§ **Material for this task**
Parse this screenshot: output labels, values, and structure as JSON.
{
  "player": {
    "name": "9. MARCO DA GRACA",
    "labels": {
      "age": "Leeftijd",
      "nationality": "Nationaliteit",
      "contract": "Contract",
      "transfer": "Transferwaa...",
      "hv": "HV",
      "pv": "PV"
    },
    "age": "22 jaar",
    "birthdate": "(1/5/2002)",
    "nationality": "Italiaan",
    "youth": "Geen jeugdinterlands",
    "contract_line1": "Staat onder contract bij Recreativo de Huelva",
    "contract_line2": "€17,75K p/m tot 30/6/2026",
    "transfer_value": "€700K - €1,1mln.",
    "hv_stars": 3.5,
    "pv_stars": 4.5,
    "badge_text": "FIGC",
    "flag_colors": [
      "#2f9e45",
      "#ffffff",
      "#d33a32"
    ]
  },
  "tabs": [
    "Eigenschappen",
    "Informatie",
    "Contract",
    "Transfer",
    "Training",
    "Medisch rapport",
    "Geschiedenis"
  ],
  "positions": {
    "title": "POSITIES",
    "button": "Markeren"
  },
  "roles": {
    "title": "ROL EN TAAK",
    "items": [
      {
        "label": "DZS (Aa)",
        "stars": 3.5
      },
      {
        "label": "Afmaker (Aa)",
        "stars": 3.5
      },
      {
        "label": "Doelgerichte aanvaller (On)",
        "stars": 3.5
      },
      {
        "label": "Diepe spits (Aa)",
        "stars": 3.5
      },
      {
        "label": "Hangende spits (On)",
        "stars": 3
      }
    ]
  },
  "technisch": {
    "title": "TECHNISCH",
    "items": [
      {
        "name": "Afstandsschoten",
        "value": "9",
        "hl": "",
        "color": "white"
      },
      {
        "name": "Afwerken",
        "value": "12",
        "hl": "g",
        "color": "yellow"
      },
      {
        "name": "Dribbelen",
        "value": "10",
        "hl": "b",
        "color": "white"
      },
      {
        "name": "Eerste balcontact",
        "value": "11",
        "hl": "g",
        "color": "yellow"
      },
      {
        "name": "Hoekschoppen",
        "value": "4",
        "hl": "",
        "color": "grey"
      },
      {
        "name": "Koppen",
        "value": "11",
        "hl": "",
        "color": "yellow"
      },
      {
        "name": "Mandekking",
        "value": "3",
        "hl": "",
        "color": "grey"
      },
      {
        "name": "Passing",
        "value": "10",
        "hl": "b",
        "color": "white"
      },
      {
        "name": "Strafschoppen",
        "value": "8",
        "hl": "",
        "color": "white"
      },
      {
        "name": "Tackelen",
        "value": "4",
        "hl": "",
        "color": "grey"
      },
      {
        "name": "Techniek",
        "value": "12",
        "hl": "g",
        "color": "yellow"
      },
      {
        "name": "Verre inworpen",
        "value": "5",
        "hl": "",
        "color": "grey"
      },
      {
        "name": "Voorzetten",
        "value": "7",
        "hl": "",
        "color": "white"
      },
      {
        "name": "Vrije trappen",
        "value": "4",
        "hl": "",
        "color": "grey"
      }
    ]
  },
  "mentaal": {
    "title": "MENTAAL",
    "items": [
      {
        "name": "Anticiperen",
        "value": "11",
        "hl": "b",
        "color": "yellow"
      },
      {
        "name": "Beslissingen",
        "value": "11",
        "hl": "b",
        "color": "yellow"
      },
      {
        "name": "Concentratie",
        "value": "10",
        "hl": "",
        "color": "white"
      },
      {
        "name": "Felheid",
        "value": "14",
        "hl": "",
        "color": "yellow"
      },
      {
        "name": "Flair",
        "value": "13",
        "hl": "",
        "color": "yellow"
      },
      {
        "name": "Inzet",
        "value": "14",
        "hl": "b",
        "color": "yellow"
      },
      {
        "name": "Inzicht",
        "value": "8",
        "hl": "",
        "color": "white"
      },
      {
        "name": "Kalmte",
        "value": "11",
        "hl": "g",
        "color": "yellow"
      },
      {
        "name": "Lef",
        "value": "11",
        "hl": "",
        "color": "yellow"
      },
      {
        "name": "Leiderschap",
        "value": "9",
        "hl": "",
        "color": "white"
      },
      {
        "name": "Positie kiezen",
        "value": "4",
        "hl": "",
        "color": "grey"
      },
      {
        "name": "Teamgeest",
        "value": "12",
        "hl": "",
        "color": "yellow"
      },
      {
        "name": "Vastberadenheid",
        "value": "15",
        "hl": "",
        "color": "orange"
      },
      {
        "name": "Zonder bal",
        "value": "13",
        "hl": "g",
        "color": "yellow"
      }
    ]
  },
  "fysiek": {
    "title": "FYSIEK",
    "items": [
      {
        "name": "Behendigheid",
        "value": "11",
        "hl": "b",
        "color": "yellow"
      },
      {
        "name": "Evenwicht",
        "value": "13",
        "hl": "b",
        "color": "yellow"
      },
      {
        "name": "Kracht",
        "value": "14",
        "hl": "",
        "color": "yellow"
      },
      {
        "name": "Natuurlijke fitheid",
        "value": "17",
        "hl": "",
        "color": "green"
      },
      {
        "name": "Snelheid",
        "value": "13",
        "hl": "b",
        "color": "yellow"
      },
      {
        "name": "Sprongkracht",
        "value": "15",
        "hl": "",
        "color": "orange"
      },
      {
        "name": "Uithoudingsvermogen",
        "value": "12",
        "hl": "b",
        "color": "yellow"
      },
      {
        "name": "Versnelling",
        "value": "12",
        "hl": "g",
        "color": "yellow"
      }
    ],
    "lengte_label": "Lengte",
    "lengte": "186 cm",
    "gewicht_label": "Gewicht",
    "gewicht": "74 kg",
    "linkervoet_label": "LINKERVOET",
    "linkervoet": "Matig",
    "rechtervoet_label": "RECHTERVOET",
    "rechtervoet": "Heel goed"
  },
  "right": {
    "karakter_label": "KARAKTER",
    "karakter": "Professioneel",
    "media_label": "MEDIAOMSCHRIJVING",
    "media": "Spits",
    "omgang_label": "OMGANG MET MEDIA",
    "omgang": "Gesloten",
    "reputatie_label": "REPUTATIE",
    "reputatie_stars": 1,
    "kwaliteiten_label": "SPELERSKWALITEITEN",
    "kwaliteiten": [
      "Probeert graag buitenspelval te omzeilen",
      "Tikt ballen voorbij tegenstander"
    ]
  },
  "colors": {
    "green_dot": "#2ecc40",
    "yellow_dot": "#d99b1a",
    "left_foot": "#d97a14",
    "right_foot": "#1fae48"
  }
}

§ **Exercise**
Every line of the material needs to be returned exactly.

§ **Written response**
Parse this screenshot: output labels, values, and structure as JSON.
{
  "player": {
    "name": "9. MARCO DA GRACA",
    "labels": {
      "age": "Leeftijd",
      "nationality": "Nationaliteit",
      "contract": "Contract",
      "transfer": "Transferwaa...",
      "hv": "HV",
      "pv": "PV"
    },
    "age": "22 jaar",
    "birthdate": "(1/5/2002)",
    "nationality": "Italiaan",
    "youth": "Geen jeugdinterlands",
    "contract_line1": "Staat onder contract bij Recreativo de Huelva",
    "contract_line2": "€17,75K p/m tot 30/6/2026",
    "transfer_value": "€700K - €1,1mln.",
    "hv_stars": 3.5,
    "pv_stars": 4.5,
    "badge_text": "FIGC",
    "flag_colors": [
      "#2f9e45",
      "#ffffff",
      "#d33a32"
    ]
  },
  "tabs": [
    "Eigenschappen",
    "Informatie",
    "Contract",
    "Transfer",
    "Training",
    "Medisch rapport",
    "Geschiedenis"
  ],
  "positions": {
    "title": "POSITIES",
    "button": "Markeren"
  },
  "roles": {
    "title": "ROL EN TAAK",
    "items": [
      {
        "label": "DZS (Aa)",
        "stars": 3.5
      },
      {
        "label": "Afmaker (Aa)",
        "stars": 3.5
      },
      {
        "label": "Doelgerichte aanvaller (On)",
        "stars": 3.5
      },
      {
        "label": "Diepe spits (Aa)",
        "stars": 3.5
      },
      {
        "label": "Hangende spits (On)",
        "stars": 3
      }
    ]
  },
  "technisch": {
    "title": "TECHNISCH",
    "items": [
      {
        "name": "Afstandsschoten",
        "value": "9",
        "hl": "",
        "color": "white"
      },
      {
        "name": "Afwerken",
        "value": "12",
        "hl": "g",
        "color": "yellow"
      },
      {
        "name": "Dribbelen",
        "value": "10",
        "hl": "b",
        "color": "white"
      },
      {
        "name": "Eerste balcontact",
        "value": "11",
        "hl": "g",
        "color": "yellow"
      },
      {
        "name": "Hoekschoppen",
        "value": "4",
        "hl": "",
        "color": "grey"
      },
      {
        "name": "Koppen",
        "value": "11",
        "hl": "",
        "color": "yellow"
      },
      {
        "name": "Mandekking",
        "value": "3",
        "hl": "",
        "color": "grey"
      },
      {
        "name": "Passing",
        "value": "10",
        "hl": "b",
        "color": "white"
      },
      {
        "name": "Strafschoppen",
        "value": "8",
        "hl": "",
        "color": "white"
      },
      {
        "name": "Tackelen",
        "value": "4",
        "hl": "",
        "color": "grey"
      },
      {
        "name": "Techniek",
        "value": "12",
        "hl": "g",
        "color": "yellow"
      },
      {
        "name": "Verre inworpen",
        "value": "5",
        "hl": "",
        "color": "grey"
      },
      {
        "name": "Voorzetten",
        "value": "7",
        "hl": "",
        "color": "white"
      },
      {
        "name": "Vrije trappen",
        "value": "4",
        "hl": "",
        "color": "grey"
      }
    ]
  },
  "mentaal": {
    "title": "MENTAAL",
    "items": [
      {
        "name": "Anticiperen",
        "value": "11",
        "hl": "b",
        "color": "yellow"
      },
      {
        "name": "Beslissingen",
        "value": "11",
        "hl": "b",
        "color": "yellow"
      },
      {
        "name": "Concentratie",
        "value": "10",
        "hl": "",
        "color": "white"
      },
      {
        "name": "Felheid",
        "value": "14",
        "hl": "",
        "color": "yellow"
      },
      {
        "name": "Flair",
        "value": "13",
        "hl": "",
        "color": "yellow"
      },
      {
        "name": "Inzet",
        "value": "14",
        "hl": "b",
        "color": "yellow"
      },
      {
        "name": "Inzicht",
        "value": "8",
        "hl": "",
        "color": "white"
      },
      {
        "name": "Kalmte",
        "value": "11",
        "hl": "g",
        "color": "yellow"
      },
      {
        "name": "Lef",
        "value": "11",
        "hl": "",
        "color": "yellow"
      },
      {
        "name": "Leiderschap",
        "value": "9",
        "hl": "",
        "color": "white"
      },
      {
        "name": "Positie kiezen",
        "value": "4",
        "hl": "",
        "color": "grey"
      },
      {
        "name": "Teamgeest",
        "value": "12",
        "hl": "",
        "color": "yellow"
      },
      {
        "name": "Vastberadenheid",
        "value": "15",
        "hl": "",
        "color": "orange"
      },
      {
        "name": "Zonder bal",
        "value": "13",
        "hl": "g",
        "color": "yellow"
      }
    ]
  },
  "fysiek": {
    "title": "FYSIEK",
    "items": [
      {
        "name": "Behendigheid",
        "value": "11",
        "hl": "b",
        "color": "yellow"
      },
      {
        "name": "Evenwicht",
        "value": "13",
        "hl": "b",
        "color": "yellow"
      },
      {
        "name": "Kracht",
        "value": "14",
        "hl": "",
        "color": "yellow"
      },
      {
        "name": "Natuurlijke fitheid",
        "value": "17",
        "hl": "",
        "color": "green"
      },
      {
        "name": "Snelheid",
        "value": "13",
        "hl": "b",
        "color": "yellow"
      },
      {
        "name": "Sprongkracht",
        "value": "15",
        "hl": "",
        "color": "orange"
      },
      {
        "name": "Uithoudingsvermogen",
        "value": "12",
        "hl": "b",
        "color": "yellow"
      },
      {
        "name": "Versnelling",
        "value": "12",
        "hl": "g",
        "color": "yellow"
      }
    ],
    "lengte_label": "Lengte",
    "lengte": "186 cm",
    "gewicht_label": "Gewicht",
    "gewicht": "74 kg",
    "linkervoet_label": "LINKERVOET",
    "linkervoet": "Matig",
    "rechtervoet_label": "RECHTERVOET",
    "rechtervoet": "Heel goed"
  },
  "right": {
    "karakter_label": "KARAKTER",
    "karakter": "Professioneel",
    "media_label": "MEDIAOMSCHRIJVING",
    "media": "Spits",
    "omgang_label": "OMGANG MET MEDIA",
    "omgang": "Gesloten",
    "reputatie_label": "REPUTATIE",
    "reputatie_stars": 1,
    "kwaliteiten_label": "SPELERSKWALITEITEN",
    "kwaliteiten": [
      "Probeert graag buitenspelval te omzeilen",
      "Tikt ballen voorbij tegenstander"
    ]
  },
  "colors": {
    "green_dot": "#2ecc40",
    "yellow_dot": "#d99b1a",
    "left_foot": "#d97a14",
    "right_foot": "#1fae48"
  }
}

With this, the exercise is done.